President Trump on Tuesday said there is a “crisis” on the border between the U.S. and Mexico.
“There is a growing humanitarian and security crisis at our southern border,” said Trump in a televised address from the White House.
Trump in his speech made several claims that have proven inaccurate. These include his claims there is “uncontrolled, illegal migration” and “thousands of Americans have been brutally killed by those who illegally entered our country.”
Trump also said “law enforcement professionals have requested” $5.7 billion for “a physical barrier” along the U.S.-Mexico border.
“At the request of Democrats, it will be a steel barrier rather than a concrete wall,” said Trump. “This barrier is absolutely critical to border security.
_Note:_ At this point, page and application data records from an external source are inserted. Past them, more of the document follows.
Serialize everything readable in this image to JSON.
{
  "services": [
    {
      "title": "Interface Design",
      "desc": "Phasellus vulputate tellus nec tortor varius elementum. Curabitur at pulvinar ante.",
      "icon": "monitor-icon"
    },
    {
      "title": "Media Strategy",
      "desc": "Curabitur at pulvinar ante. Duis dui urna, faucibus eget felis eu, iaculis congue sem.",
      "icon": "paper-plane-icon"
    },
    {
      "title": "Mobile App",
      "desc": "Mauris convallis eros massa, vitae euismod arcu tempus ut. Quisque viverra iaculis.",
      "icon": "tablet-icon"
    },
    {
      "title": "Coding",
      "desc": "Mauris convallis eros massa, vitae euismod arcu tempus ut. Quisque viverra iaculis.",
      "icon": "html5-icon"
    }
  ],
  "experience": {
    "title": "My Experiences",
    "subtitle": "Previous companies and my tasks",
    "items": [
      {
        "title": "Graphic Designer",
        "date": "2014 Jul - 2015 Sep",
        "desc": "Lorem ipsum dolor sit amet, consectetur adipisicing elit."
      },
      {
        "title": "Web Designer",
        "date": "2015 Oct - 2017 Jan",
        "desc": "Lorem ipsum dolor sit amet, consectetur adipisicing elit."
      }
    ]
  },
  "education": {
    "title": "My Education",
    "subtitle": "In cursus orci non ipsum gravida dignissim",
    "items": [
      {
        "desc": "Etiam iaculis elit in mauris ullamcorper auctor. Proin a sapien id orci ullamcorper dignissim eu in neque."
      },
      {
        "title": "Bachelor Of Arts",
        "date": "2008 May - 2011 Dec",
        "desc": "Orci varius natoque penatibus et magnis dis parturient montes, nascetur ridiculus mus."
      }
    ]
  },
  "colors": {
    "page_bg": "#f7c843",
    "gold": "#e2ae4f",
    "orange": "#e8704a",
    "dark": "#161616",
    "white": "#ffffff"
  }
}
It’s also what our professionals at the border want and need. This is just common sense.”
A “physical barrier” that Trump described in his speech was in place along the U.S.-Mexico border when the Washington Blade was on assignment in San Diego and Calexico, Calif., and in the Mexican cities of Tijuana and Mexicali in July.
Trump delivered his speech on the 18th day of a partial government shutdown.
House Minority Leader Nancy Pelosi (D-Calif.) and Senate Minority Leader Chuck Schumer (D-N.Y.) on Tuesday in their own televised speech once again rebuked Trump over his demands for funding of a border wall. Trump, for his part, once again blamed Democrats for the shutdown.
“The federal government remains shut down for one reason and one reason only: Because Democrats will not fund border security.” he said in his speech. “My administration is doing everything in our power to help those impacted by the situation, but the only solution is for Democrats to pass a spending bill that defends our borders and re-opens the government.”
Trump delivered his speech against the backdrop of continued outrage over his administration’s overall immigration policy that includes the separation of migrant children from their parents.
Roxsana Hernández, a transgender Honduran woman with HIV, died in the custody of U.S. Immigration and Customs Enforcement on May 25, 2018.
Hernández, who was taken into custody two weeks earlier at the San Ysidro Port of Entry near San Diego, had been housed in a unit for trans detainees at a privately-owned prison in New Mexico. An autopsy for which the Transgender Law Center asked indicates Hernández was beaten before she died at an Albuquerque hospital.
ICE spokesperson Danielle Bennett has previously described allegations that Hernández was “abused in ICE custody” as “false.” ICE Enforcement and Removal Operations Custody Programs Director Andrew Lorenzen-Strait last month defended the treatment of trans people who are in his agency’s custody, even though advocates insist they face violence, harassment and other forms of abuse while detained.
Meanwhile, LGBTI migrants who hope to seek asylum in the U.S. remain in Tijuana and in other Mexican cities along the border.
“We are here,” Bairon Paolo González Morena, a gay cross-dresser from Guatemala who fled his homeland to escape violence and extortion, told Washington Blade Mexico Correspondent Yariel Valdés González last month during an interview in Tijuana. “With everything we have given up, I will not return.”